*Task directions*. In the entries that follow, which lines hold the string "JSON"? List them.

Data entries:

= = = =

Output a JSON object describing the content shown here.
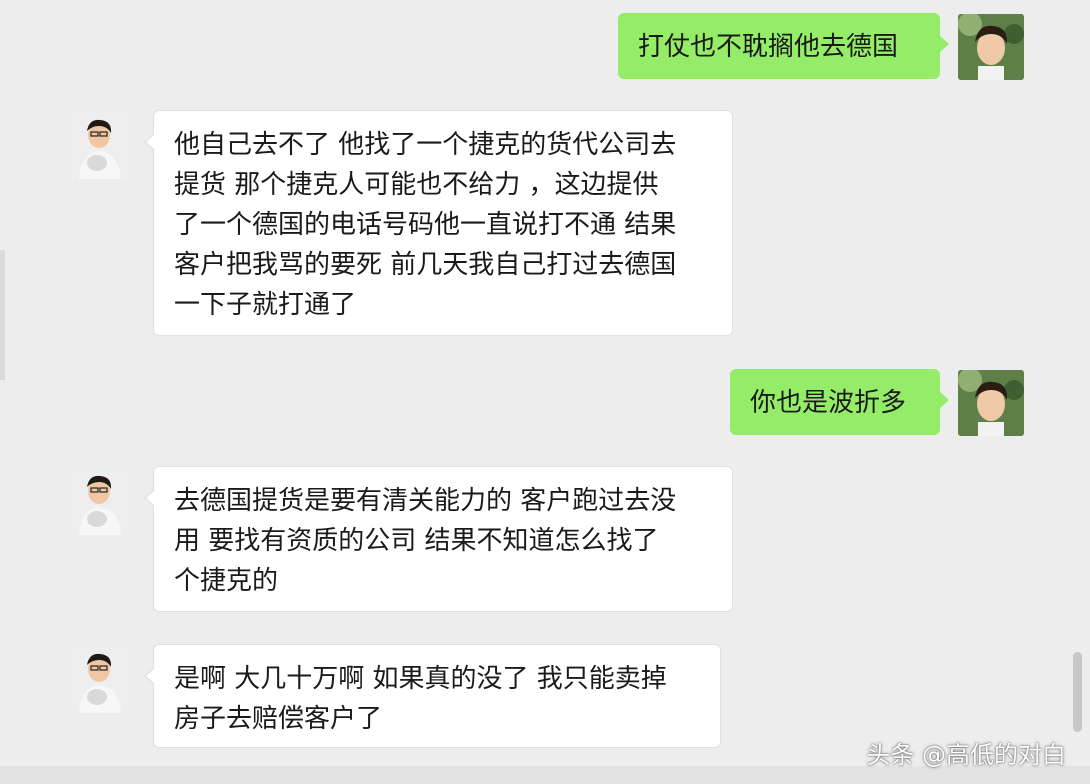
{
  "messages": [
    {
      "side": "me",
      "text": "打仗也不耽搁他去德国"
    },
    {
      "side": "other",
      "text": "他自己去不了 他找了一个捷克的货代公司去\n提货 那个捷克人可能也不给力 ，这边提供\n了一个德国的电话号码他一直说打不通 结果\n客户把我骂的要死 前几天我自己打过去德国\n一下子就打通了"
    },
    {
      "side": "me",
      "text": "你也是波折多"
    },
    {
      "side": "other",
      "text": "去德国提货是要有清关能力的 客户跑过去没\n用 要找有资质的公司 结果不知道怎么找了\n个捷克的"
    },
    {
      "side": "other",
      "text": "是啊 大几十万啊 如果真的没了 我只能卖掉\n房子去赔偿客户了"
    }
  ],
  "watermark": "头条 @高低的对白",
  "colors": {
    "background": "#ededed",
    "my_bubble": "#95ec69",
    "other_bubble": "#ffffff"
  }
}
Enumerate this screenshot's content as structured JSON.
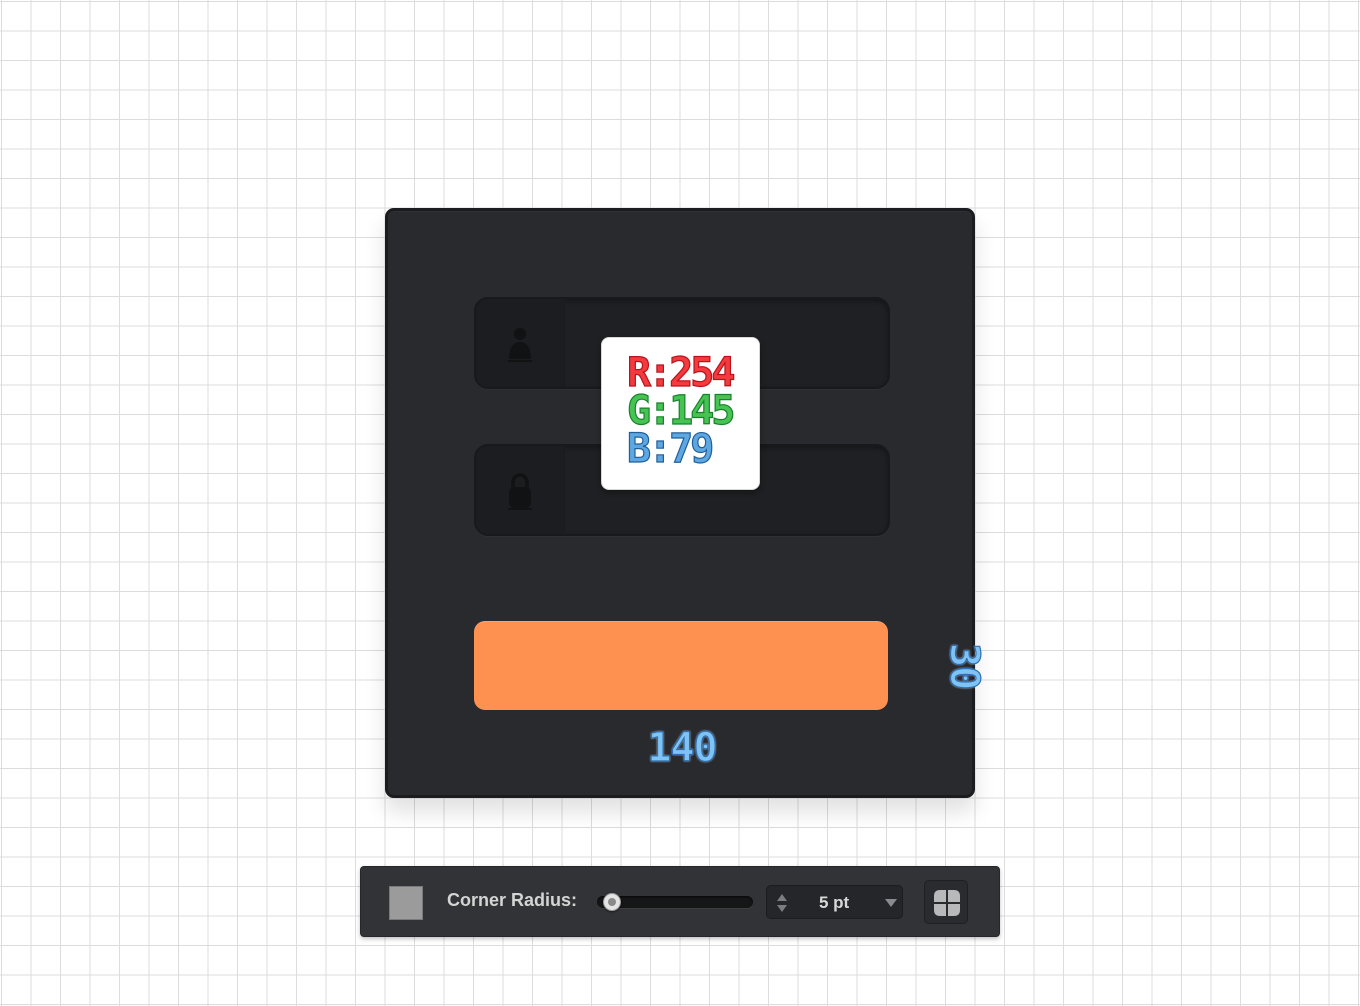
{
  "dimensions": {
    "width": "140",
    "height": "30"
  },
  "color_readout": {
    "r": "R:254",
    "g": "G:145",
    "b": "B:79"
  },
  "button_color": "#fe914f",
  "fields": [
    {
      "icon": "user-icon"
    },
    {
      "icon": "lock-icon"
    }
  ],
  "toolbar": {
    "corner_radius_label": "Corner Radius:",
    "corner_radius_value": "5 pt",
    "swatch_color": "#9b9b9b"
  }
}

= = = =

*Response*.
Output a JSON object describing the content shown here.
Enumerate this screenshot's content as structured JSON.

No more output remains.